Mass High Tech: Don't Leave the Money on the Table: Run an IP Audit

Mass High Tech: Don't Leave the Money on the Table: Run an IP Audit



Don't leave money on the table: Run an IP audit

Colleen Superko and Stanley Liang

19 October 2007; Mass High Tech

The holidays are coming and that means holiday housekeeping. Holiday housekeeping evokes images of order, structure and warmth in the house. Purge your mud room of mismatched mittens. Fill your pantry with cider. Clean the chimney. And while you're at it, why not redirect that same attitude to the workplace and audit your company's intellectual property assets?

An IP audit is a periodic and systematic review of the IP owned, used or acquired by a business. Its purpose is to inventory all IP owned, licensed or acquired by the company, to project the future cost and value associated with each piece of IP, to mine underused corporate assets, to identify any threats to a company's bottom line, and to enable business executives to devise informed strategies that will maintain and improve the company's market position.

As with housekeeping, excuses can be found to avoid an IP audit. Frequently used excuses are the lack of time and expense (financial and personnel resources), and the purported difficulty in valuing each component of an IP portfolio. But it is critical for every business to identify, document and value its most important intangible assets. Companies that engage in an IP audit will drop pieces no longer relevant to the company's business objective and also come away with newfound, exciting assets -- just like finding change in the bottom of your washing machine.

An IP audit begins with creating an inventory of the IP the company owns, uses and licenses. This process is painless when done at regular intervals. The inventory includes patents and patent applications. But don't forget to include unfiled disclosures. Be sure to ask everyone at the company and collaborators for unfiled disclosures. Also, be sure the patent families cover the right geographical markets, especially if markets have changed since the initial filings.

The inventory also comprises trademarks and service marks that are registered and pending, and those in use that qualify as common-law marks. As with patents, be sure that the marks cover the right geographical markets.

Copyright should be contained in the inventory. Note that the European Union allows sui generis copyright of databases.

Trade dress, which incorporates graphic and website design, should also be documented. The inventory should include trade secrets and know-how. Consider whether any of the trade secrets should remain secrets.

The inventory should also account for contracts relating to IP. These contracts involve not only licenses to IP, but also agreements with employees, agents, competitors, suppliers, customers and distributors. This is the time to also confirm ownership of each piece of IP.

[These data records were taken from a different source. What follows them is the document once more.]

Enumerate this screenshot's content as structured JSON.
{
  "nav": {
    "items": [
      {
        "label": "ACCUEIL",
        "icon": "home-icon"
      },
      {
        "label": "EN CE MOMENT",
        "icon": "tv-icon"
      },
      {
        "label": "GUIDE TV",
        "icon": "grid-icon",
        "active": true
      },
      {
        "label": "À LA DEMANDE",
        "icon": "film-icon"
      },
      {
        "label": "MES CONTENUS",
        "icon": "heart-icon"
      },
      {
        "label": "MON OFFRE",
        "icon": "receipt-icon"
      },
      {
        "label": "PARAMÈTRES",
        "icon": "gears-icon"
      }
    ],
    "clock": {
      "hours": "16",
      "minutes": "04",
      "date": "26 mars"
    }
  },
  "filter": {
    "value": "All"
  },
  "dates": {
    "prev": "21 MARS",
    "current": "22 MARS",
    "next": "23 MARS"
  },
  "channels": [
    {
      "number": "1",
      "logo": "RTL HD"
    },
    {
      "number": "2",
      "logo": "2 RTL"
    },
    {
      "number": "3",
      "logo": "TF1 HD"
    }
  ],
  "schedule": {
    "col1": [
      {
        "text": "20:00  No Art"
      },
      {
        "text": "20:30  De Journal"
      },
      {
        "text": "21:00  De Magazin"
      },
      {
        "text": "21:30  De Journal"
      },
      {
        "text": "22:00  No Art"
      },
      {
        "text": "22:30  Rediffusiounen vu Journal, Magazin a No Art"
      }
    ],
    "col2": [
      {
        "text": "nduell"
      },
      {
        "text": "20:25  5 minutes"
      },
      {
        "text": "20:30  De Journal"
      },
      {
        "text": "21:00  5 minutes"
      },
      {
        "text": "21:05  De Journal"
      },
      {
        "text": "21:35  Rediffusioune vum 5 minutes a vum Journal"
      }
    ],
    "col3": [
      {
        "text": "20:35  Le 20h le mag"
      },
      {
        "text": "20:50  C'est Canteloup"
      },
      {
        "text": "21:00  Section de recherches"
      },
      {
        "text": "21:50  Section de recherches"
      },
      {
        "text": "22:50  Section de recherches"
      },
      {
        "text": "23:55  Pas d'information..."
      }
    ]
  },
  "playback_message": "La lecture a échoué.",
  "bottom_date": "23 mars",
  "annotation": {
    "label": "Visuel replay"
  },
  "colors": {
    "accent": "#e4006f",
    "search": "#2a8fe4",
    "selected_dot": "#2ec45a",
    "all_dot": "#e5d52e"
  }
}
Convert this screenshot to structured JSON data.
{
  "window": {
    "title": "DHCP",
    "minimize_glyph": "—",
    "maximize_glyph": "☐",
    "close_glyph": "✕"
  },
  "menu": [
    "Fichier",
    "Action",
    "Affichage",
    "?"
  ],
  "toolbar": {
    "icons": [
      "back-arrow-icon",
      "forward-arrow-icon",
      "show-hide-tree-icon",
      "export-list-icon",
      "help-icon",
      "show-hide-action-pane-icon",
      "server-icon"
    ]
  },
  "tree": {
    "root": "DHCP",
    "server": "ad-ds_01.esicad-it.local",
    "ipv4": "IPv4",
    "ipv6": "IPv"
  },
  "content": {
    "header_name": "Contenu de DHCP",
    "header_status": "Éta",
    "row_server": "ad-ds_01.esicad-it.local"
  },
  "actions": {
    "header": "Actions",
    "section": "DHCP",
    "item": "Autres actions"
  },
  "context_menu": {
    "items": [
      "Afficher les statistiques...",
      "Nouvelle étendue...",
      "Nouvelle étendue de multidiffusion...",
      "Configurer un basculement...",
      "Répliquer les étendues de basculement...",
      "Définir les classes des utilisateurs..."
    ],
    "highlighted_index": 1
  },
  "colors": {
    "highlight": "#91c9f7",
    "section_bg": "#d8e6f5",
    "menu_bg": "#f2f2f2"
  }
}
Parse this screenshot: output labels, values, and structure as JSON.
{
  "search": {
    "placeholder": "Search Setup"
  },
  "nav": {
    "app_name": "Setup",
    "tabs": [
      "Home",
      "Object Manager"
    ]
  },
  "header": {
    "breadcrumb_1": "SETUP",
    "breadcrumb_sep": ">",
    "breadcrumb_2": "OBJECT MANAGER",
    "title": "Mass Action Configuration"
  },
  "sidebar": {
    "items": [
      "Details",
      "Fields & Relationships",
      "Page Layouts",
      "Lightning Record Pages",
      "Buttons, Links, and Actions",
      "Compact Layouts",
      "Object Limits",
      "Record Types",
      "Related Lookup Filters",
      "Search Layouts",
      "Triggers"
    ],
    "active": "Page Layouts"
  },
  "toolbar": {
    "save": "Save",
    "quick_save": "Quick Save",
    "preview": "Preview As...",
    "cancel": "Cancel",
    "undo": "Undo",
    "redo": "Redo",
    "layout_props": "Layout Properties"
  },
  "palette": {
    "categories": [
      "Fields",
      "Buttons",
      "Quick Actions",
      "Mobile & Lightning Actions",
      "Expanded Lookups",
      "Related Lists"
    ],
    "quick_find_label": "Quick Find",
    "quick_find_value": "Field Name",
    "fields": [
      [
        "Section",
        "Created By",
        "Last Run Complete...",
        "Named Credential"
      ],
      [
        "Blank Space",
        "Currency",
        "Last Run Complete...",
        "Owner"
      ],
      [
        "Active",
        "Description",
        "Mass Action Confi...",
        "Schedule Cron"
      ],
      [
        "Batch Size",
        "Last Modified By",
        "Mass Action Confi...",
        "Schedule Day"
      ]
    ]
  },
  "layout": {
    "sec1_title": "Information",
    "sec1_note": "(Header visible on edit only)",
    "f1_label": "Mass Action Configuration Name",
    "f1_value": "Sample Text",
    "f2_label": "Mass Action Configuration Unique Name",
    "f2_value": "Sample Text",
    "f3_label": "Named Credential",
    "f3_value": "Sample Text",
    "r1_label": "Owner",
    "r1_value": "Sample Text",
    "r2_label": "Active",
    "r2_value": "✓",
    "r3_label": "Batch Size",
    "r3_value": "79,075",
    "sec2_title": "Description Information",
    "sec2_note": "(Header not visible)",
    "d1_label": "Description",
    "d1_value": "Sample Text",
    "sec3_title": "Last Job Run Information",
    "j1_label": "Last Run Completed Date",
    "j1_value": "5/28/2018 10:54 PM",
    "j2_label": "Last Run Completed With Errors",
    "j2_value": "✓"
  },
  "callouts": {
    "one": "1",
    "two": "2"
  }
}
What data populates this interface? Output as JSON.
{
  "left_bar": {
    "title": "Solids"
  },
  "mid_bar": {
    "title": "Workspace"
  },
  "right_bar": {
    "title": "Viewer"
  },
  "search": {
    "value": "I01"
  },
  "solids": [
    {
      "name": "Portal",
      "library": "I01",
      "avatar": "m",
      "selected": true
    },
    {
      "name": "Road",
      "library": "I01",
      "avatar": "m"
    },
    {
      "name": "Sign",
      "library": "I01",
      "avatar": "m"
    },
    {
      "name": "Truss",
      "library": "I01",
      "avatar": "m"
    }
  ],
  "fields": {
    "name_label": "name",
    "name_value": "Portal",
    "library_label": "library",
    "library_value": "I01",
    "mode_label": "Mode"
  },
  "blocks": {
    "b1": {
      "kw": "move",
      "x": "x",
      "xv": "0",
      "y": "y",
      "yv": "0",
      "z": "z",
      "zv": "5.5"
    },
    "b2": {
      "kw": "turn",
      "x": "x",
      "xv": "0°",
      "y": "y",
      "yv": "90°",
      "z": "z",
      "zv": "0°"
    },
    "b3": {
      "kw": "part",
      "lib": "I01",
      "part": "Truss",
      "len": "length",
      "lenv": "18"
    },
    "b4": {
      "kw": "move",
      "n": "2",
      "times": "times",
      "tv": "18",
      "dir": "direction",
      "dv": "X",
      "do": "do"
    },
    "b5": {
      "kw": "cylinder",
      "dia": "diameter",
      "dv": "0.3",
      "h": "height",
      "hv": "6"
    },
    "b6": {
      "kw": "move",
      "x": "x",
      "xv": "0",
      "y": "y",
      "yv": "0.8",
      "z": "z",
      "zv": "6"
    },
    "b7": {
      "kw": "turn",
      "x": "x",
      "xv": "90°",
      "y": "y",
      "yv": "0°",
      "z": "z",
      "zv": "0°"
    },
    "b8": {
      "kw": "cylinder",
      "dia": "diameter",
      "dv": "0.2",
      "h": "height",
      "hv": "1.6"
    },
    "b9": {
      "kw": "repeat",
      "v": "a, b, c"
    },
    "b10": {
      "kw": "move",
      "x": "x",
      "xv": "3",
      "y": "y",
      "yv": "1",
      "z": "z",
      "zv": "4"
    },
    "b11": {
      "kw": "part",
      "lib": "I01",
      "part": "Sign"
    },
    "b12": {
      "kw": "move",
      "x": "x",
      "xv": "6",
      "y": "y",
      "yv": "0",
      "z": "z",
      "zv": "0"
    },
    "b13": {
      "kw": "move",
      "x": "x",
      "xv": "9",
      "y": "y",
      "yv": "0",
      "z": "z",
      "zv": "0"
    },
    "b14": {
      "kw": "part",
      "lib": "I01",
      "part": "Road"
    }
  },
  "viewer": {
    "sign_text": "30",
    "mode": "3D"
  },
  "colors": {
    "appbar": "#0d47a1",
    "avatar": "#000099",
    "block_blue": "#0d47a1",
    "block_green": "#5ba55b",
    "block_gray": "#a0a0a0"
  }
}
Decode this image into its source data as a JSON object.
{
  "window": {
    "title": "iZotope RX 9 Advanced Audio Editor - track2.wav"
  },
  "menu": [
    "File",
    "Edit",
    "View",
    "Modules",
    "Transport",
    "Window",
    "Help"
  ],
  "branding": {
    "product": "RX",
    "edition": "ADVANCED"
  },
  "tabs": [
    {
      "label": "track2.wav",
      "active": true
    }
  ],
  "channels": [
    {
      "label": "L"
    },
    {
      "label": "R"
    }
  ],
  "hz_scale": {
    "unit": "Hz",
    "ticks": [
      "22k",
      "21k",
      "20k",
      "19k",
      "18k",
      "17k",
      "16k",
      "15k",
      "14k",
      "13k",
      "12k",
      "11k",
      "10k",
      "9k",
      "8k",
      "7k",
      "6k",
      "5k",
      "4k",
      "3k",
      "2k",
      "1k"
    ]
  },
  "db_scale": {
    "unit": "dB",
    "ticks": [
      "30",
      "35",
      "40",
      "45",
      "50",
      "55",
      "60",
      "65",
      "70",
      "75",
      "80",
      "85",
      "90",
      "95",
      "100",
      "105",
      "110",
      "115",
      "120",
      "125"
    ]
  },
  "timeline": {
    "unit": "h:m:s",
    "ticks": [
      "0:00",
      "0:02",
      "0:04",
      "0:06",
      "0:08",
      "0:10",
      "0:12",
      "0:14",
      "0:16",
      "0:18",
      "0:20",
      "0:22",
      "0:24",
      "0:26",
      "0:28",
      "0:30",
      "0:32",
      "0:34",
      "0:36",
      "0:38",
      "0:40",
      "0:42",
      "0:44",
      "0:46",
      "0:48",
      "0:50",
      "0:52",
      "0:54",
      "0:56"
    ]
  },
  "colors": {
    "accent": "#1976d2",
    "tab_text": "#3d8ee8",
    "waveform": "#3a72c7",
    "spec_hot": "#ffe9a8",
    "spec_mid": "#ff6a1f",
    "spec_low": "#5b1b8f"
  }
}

Once the inventory is done, it's time for some old-fashioned elbow grease. In many situations, you may want to consider whether the company's activities infringe others' IP or whether your IP is being infringed. This task may involve constantly monitoring your competitors and the marketplace. If you believe your IP is being infringed or the company's activities may infringe others' IP, you need to weigh your options, such as sue, license, obtain opinion of counsel on infringement and IP validity, or consider design-around.

With the inventory done and infringement positions cleared, the IP assets should be prioritized: Which are the key patents to be maintained, and which patent applications should be pursued most vigorously? Also, should IP be acquired? Should now-valueless IP be abandoned or sold? Note that when buying, selling or licensing IP, antitrust issues should be reviewed.

You should review and address your policies and procedures relating to IP creation and protection, ensuring integration of IP into the overall business plan. For instance, is there a delay from the inventive activity and patent filing? Does your upcoming product have the freedom-to-operate from third-party IP? Do you have the documents to prove your legal points in a lawsuit? For example, do you have the inventors' notebooks to prove that they are the first to invent? Do your employees truly understand the value of IP?

Done with the IP audit, your company now knows the strengths and weaknesses of its portfolio, the cost of procuring IP, its infringement liability and the possible ability to minimize it, its competitors' IP, potentially newly discovered assets and potentially worthless IP. With the holidays approaching, it's the perfect time to get corporate assets in order.

Colleen Superko is a partner and vice chair of the intellectual property department at Wilmer Cutler Pickering Hale and Dorr LLP and Stanley Liang is an associate in the IP department. They can be reached at [email protected] and [email protected]